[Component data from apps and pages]
--

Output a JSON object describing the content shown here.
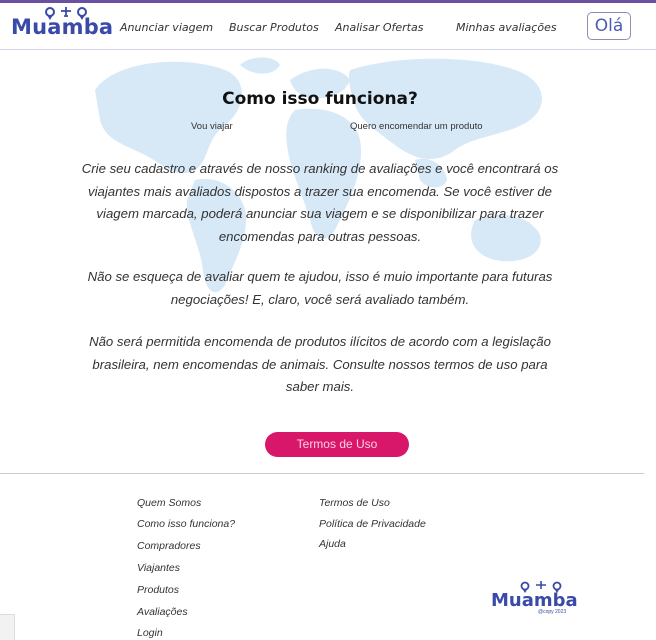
{
  "brand": {
    "name": "Muamba",
    "copyright": "@copy 2023"
  },
  "nav": {
    "items": [
      {
        "label": "Anunciar viagem"
      },
      {
        "label": "Buscar Produtos"
      },
      {
        "label": "Analisar Ofertas"
      },
      {
        "label": "Minhas avaliações"
      }
    ],
    "greeting": "Olá"
  },
  "hero": {
    "title": "Como isso funciona?",
    "tabs": [
      {
        "label": "Vou viajar"
      },
      {
        "label": "Quero encomendar um produto"
      }
    ],
    "paragraphs": [
      "Crie seu cadastro e através de nosso ranking de avaliações e você encontrará os viajantes mais avaliados dispostos a trazer sua encomenda. Se você estiver de viagem marcada, poderá anunciar sua viagem e se disponibilizar para trazer encomendas para outras pessoas.",
      "Não se esqueça de avaliar quem te ajudou, isso é muio importante para futuras negociações! E, claro, você será avaliado também.",
      "Não será permitida encomenda de produtos ilícitos de acordo com a legislação brasileira, nem encomendas de animais.  Consulte nossos termos de uso para saber mais."
    ],
    "cta": "Termos de Uso"
  },
  "footer": {
    "col1": [
      "Quem Somos",
      "Como isso funciona?",
      "Compradores",
      "Viajantes",
      "Produtos",
      "Avaliações",
      "Login"
    ],
    "col2": [
      "Termos de Uso",
      "Política de Privacidade",
      "Ajuda"
    ]
  },
  "colors": {
    "brand": "#3a4aa8",
    "accent": "#d8176b",
    "map": "#d7e8f7"
  },
  "icons": {
    "logo_mark": "plane-and-pins-icon"
  }
}
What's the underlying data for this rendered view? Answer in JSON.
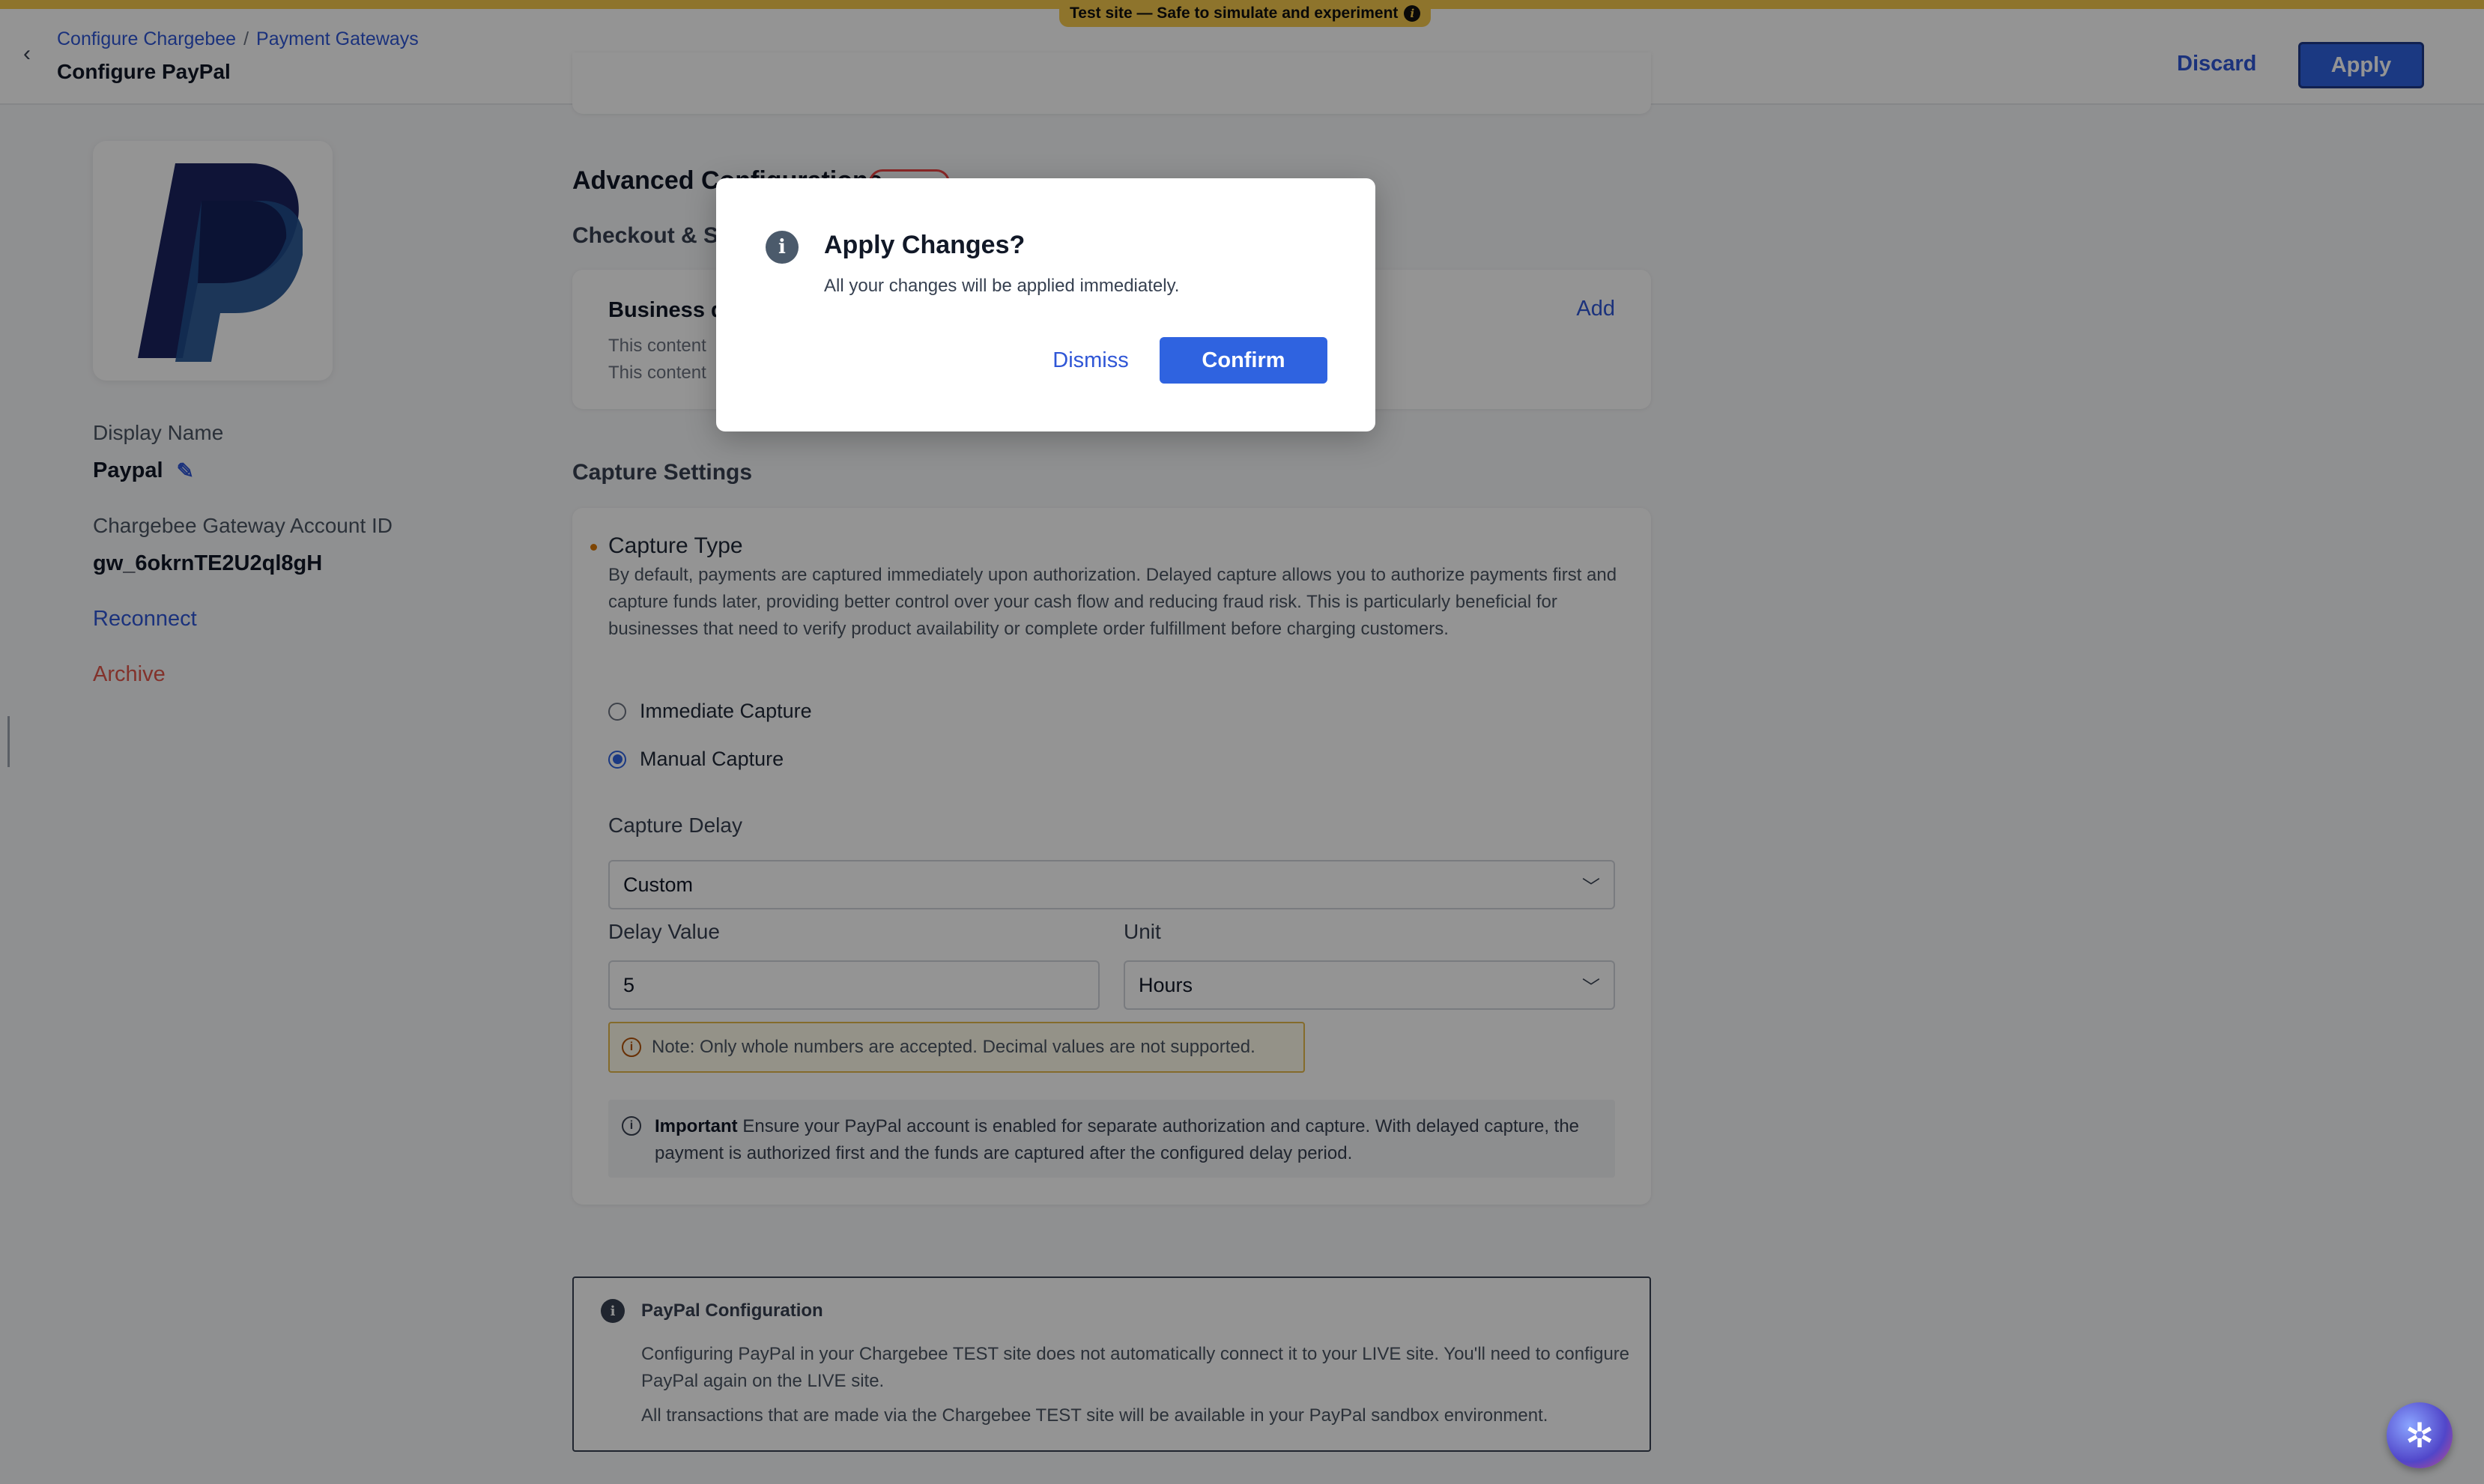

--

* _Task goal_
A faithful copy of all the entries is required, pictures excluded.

* _Exercise result_
Output a JSON object describing the content shown here.
{
  "brand": {
    "name": "Muamba",
    "copyright": "@copy 2023"
  },
  "nav": {
    "items": [
      {
        "label": "Anunciar viagem"
      },
      {
        "label": "Buscar Produtos"
      },
      {
        "label": "Analisar Ofertas"
      },
      {
        "label": "Minhas avaliações"
      }
    ],
    "greeting": "Olá"
  },
  "hero": {
    "title": "Como isso funciona?",
    "tabs": [
      {
        "label": "Vou viajar"
      },
      {
        "label": "Quero encomendar um produto"
      }
    ],
    "paragraphs": [
      "Crie seu cadastro e através de nosso ranking de avaliações e você encontrará os viajantes mais avaliados dispostos a trazer sua encomenda. Se você estiver de viagem marcada, poderá anunciar sua viagem e se disponibilizar para trazer encomendas para outras pessoas.",
      "Não se esqueça de avaliar quem te ajudou, isso é muio importante para futuras negociações! E, claro, você será avaliado também.",
      "Não será permitida encomenda de produtos ilícitos de acordo com a legislação brasileira, nem encomendas de animais.  Consulte nossos termos de uso para saber mais."
    ],
    "cta": "Termos de Uso"
  },
  "footer": {
    "col1": [
      "Quem Somos",
      "Como isso funciona?",
      "Compradores",
      "Viajantes",
      "Produtos",
      "Avaliações",
      "Login"
    ],
    "col2": [
      "Termos de Uso",
      "Política de Privacidade",
      "Ajuda"
    ]
  },
  "colors": {
    "brand": "#3a4aa8",
    "accent": "#d8176b",
    "map": "#d7e8f7"
  },
  "icons": {
    "logo_mark": "plane-and-pins-icon"
  }
}
What's the underlying data for this rendered view? Answer in JSON.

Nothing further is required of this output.